Trees to 12m; trunk to 0.6m diam., straight to crooked, erect to leaning, poorly self-pruning; crown irregularly rounded or flattened. Bark red- to gray-brown, irregularly checked into scaly plates. Branches horizontally spreading; twigs slender, orange- to yellow-brown, aging darker brown, rough. Buds ovoid to cylindric, red-brown, 0.6--0.9cm, resinous. Leaves 2(--3) per fascicle, spreading or ascending, persisting 3 years, 3--6(--8)cm ´ 1--1.5mm, twisted, deep yellow-green, all surfaces with fine stomatal lines, margins harshly serrulate, apex acute to short-acuminate; sheath 0.5--1cm, base persistent. Pollen cones ellipsoid, ca. 15mm, yellow. Seed cones maturing in 2 years, variably serotinous, mostly whorled, downcurved, asymmetric, ovoid before opening, broadly ovoid when open, (4--)6--10cm, gray- to pale red-brown, nearly sessile or on stalks to 1cm; apophyses thickened, diamond-shaped, strongly keeled, elongate, mammillate at cone base abaxially; umbo central, a stout, curved, sharp claw. Seeds deltoid-obovoid, oblique; body ca. 6mm, deep purple-brown to black; wing 10--20(--30)mm. 2 n =24.

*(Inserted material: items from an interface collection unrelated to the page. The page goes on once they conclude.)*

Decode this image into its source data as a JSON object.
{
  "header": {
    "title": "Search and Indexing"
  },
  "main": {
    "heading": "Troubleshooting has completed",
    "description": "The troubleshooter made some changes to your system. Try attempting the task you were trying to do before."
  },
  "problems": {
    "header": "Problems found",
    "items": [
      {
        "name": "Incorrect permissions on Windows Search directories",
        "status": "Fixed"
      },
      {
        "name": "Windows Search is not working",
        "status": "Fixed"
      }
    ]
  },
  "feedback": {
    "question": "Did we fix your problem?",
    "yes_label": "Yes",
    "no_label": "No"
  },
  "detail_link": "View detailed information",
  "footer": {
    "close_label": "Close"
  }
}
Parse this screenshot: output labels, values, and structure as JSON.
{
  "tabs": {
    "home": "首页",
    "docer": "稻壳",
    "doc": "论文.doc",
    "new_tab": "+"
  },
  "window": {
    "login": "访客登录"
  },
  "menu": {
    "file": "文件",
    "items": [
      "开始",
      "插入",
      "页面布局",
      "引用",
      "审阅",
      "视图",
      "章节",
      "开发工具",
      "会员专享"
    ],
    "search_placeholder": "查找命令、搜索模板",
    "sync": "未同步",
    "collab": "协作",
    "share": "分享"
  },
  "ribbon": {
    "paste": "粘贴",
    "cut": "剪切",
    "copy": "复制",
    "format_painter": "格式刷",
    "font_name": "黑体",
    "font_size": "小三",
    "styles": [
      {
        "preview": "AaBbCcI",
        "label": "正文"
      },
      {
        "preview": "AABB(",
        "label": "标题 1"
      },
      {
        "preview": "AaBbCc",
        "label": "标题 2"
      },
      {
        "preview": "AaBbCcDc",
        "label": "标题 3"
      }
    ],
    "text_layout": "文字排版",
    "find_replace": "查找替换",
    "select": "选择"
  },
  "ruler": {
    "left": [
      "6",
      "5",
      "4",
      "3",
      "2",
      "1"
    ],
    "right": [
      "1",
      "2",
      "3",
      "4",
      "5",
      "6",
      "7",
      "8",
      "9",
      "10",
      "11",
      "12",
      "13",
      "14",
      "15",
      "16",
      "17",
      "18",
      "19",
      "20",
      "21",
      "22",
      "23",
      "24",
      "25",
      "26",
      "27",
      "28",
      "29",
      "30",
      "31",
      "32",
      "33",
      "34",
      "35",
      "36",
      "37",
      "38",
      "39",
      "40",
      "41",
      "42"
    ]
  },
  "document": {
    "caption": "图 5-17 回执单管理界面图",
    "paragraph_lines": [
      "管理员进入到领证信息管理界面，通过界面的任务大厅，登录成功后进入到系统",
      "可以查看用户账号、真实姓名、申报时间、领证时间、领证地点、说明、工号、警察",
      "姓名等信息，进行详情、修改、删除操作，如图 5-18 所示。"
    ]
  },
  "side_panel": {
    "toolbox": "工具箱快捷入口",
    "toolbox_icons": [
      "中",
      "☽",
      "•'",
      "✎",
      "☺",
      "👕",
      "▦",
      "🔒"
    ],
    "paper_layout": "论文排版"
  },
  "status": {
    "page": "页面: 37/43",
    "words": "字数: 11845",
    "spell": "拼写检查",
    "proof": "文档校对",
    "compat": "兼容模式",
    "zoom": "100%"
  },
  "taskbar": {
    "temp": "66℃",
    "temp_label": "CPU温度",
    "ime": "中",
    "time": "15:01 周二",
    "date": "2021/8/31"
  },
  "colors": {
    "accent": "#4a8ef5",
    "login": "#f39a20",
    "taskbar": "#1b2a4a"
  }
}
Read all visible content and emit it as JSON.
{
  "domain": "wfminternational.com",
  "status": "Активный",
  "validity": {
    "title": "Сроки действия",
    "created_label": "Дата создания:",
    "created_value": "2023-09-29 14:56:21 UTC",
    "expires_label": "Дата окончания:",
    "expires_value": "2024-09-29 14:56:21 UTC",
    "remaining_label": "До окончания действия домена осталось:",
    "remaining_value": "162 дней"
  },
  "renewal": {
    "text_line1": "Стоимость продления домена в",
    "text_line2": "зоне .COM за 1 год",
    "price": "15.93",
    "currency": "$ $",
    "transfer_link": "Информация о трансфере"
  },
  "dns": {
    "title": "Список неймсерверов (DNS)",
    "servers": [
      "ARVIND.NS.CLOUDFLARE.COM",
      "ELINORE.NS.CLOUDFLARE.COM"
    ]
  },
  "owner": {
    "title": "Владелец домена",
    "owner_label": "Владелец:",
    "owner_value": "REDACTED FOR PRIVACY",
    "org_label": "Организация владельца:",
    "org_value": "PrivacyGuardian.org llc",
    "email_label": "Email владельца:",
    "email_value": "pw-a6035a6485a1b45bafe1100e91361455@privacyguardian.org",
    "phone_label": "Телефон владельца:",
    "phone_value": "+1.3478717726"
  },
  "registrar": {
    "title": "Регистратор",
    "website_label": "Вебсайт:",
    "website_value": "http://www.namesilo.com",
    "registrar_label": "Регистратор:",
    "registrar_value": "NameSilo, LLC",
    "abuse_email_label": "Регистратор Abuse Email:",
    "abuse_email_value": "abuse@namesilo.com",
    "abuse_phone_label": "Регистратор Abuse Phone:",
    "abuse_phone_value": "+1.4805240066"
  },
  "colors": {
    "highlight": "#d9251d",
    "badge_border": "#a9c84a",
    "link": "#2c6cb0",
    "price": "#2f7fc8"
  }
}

Dry, mostly sandy or shaly uplands; Appalachians and associated Piedmont; 500--1350m; Del., Ga., Md., N.J., N.C., Pa., S.C., Tenn., Va., W.Va.
Pinus pungens is a scrub pine and is too small and knotty to be much utilized except for pulpwood and firewood. Its common name refers to a general type of landform, not to a specific, named mountain.